1975, in Italian with English subtitles


114 minutes




Salò, or the 120 Days of Sodom

Salò o le 120 giornate di Sodoma

Introduced by professor Alessandro Carrera, director of Italian Studies, University of Houston

The screening is followed by a panel discussion about the seizure of the print of "Salò" from Houston's River Oaks Theatre in 1982. Participants include former theater manager Maureen McNamara, activist Ray Hill, lawyer Glen Gabbard, scholar Garth Jowett, and professor Alessandro Carrera. Moderator: Jay Heuman, public programs coordinator.

Banned in Italy just a week after director Pier Paolo Pasolini was murdered, Salò gives viewers a sadistic portrait of power at its most extreme.

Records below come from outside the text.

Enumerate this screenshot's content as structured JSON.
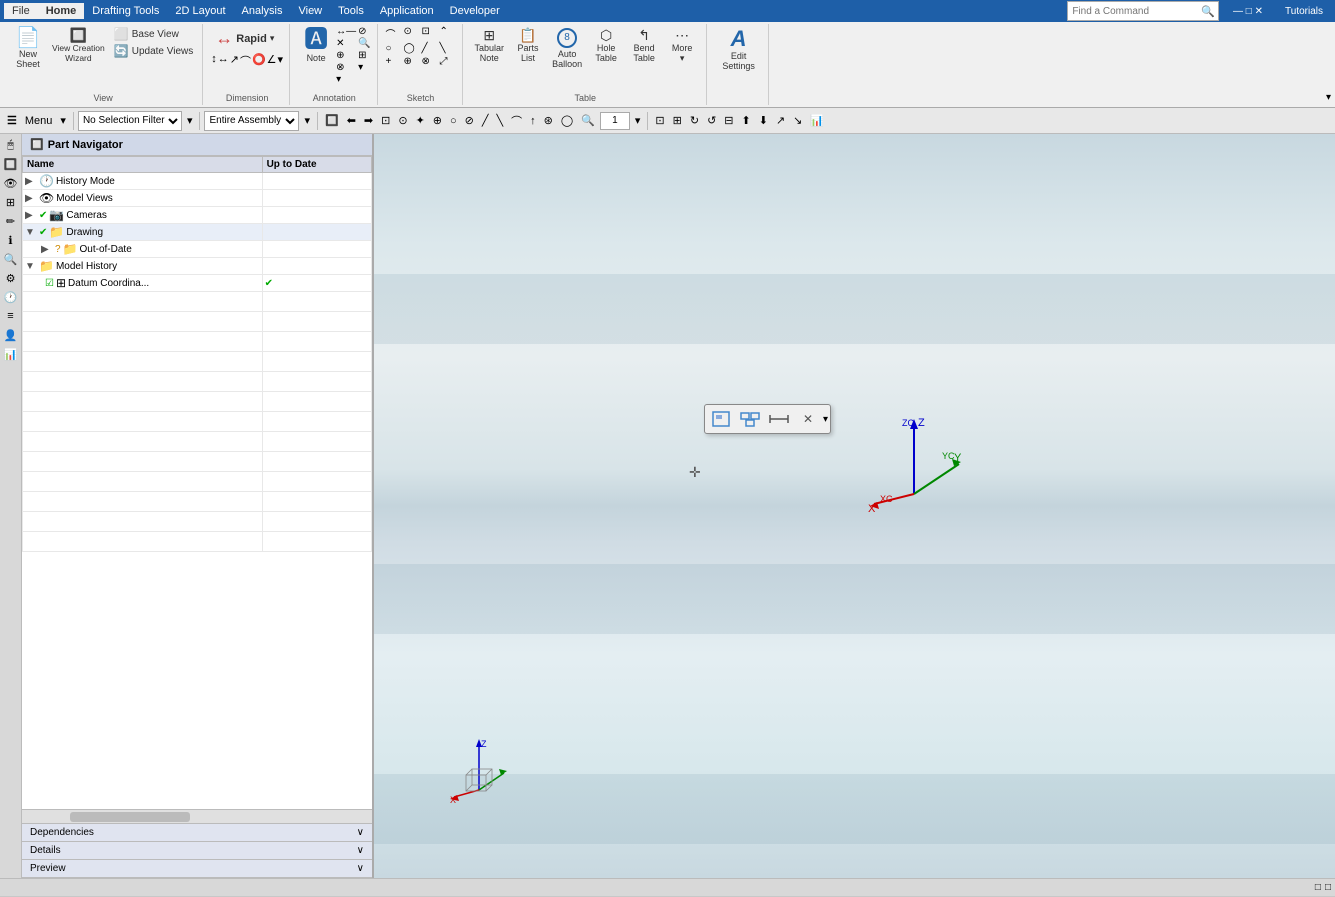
{
  "menubar": {
    "items": [
      "File",
      "Home",
      "Drafting Tools",
      "2D Layout",
      "Analysis",
      "View",
      "Tools",
      "Application",
      "Developer"
    ],
    "active": "Home",
    "search_placeholder": "Find a Command",
    "tutorials": "Tutorials"
  },
  "ribbon": {
    "groups": [
      {
        "label": "View",
        "items": [
          {
            "id": "new-sheet",
            "label": "New\nSheet",
            "icon": "📄"
          },
          {
            "id": "view-creation-wizard",
            "label": "View Creation\nWizard",
            "icon": "🔲"
          },
          {
            "id": "base-view",
            "label": "Base\nView",
            "icon": "⬜"
          },
          {
            "id": "update-views",
            "label": "Update\nViews",
            "icon": "🔄"
          }
        ]
      },
      {
        "label": "Dimension",
        "items": [
          {
            "id": "rapid",
            "label": "Rapid",
            "icon": "↔"
          },
          {
            "id": "dim-more",
            "label": "",
            "icon": "▾"
          }
        ]
      },
      {
        "label": "Annotation",
        "items": [
          {
            "id": "note",
            "label": "Note",
            "icon": "🅰"
          }
        ]
      },
      {
        "label": "Sketch",
        "items": []
      },
      {
        "label": "Table",
        "items": [
          {
            "id": "tabular-note",
            "label": "Tabular\nNote",
            "icon": "⊞"
          },
          {
            "id": "parts-list",
            "label": "Parts\nList",
            "icon": "📋"
          },
          {
            "id": "auto-balloon",
            "label": "Auto\nBalloon",
            "icon": "⑧"
          },
          {
            "id": "hole-table",
            "label": "Hole\nTable",
            "icon": "⬡"
          },
          {
            "id": "bend-table",
            "label": "Bend\nTable",
            "icon": "↰"
          },
          {
            "id": "more-table",
            "label": "More",
            "icon": "▾"
          }
        ]
      },
      {
        "label": "",
        "items": [
          {
            "id": "edit-settings",
            "label": "Edit\nSettings",
            "icon": "A"
          }
        ]
      }
    ]
  },
  "toolbar": {
    "menu_label": "Menu",
    "selection_filter_label": "No Selection Filter",
    "assembly_label": "Entire Assembly"
  },
  "part_navigator": {
    "title": "Part Navigator",
    "columns": [
      "Name",
      "Up to Date"
    ],
    "tree": [
      {
        "id": "history-mode",
        "label": "History Mode",
        "level": 0,
        "expanded": false,
        "icon": "🕐",
        "status": ""
      },
      {
        "id": "model-views",
        "label": "Model Views",
        "level": 0,
        "expanded": false,
        "icon": "👁",
        "status": ""
      },
      {
        "id": "cameras",
        "label": "Cameras",
        "level": 0,
        "expanded": false,
        "icon": "📷",
        "status": "✔",
        "check": true
      },
      {
        "id": "drawing",
        "label": "Drawing",
        "level": 0,
        "expanded": true,
        "icon": "📁",
        "status": "✔",
        "check": true
      },
      {
        "id": "out-of-date",
        "label": "Out-of-Date",
        "level": 1,
        "expanded": false,
        "icon": "📁",
        "status": "?"
      },
      {
        "id": "model-history",
        "label": "Model History",
        "level": 0,
        "expanded": true,
        "icon": "📁",
        "status": ""
      },
      {
        "id": "datum-coord",
        "label": "Datum Coordina...",
        "level": 1,
        "expanded": false,
        "icon": "⊞",
        "status": "✔",
        "check": true
      }
    ],
    "bottom_sections": [
      {
        "id": "dependencies",
        "label": "Dependencies"
      },
      {
        "id": "details",
        "label": "Details"
      },
      {
        "id": "preview",
        "label": "Preview"
      }
    ]
  },
  "float_toolbar": {
    "buttons": [
      "🔲",
      "🔷",
      "📏",
      "✕"
    ],
    "arrow": "▾"
  },
  "status_bar": {
    "items": [
      "□",
      "□"
    ]
  },
  "canvas": {
    "bg_color": "#dce8ec"
  }
}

The divisive drama, Pasolini's final film, centers on the sexual rule of fascist libertines during the 1940s. It has been described as both “the most morally reprehensible film ever made” and “the strongest polemic against the infliction of all violence and suffering.” Known more for being censored than for the substance of the film itself, Salò offers an unflinching 20th-century Italian interpretation of Marquis de Sade’s 18th-century novel.

Recommended for adults (19+) only.  This film is unrated and contains graphic and disturbing scenes.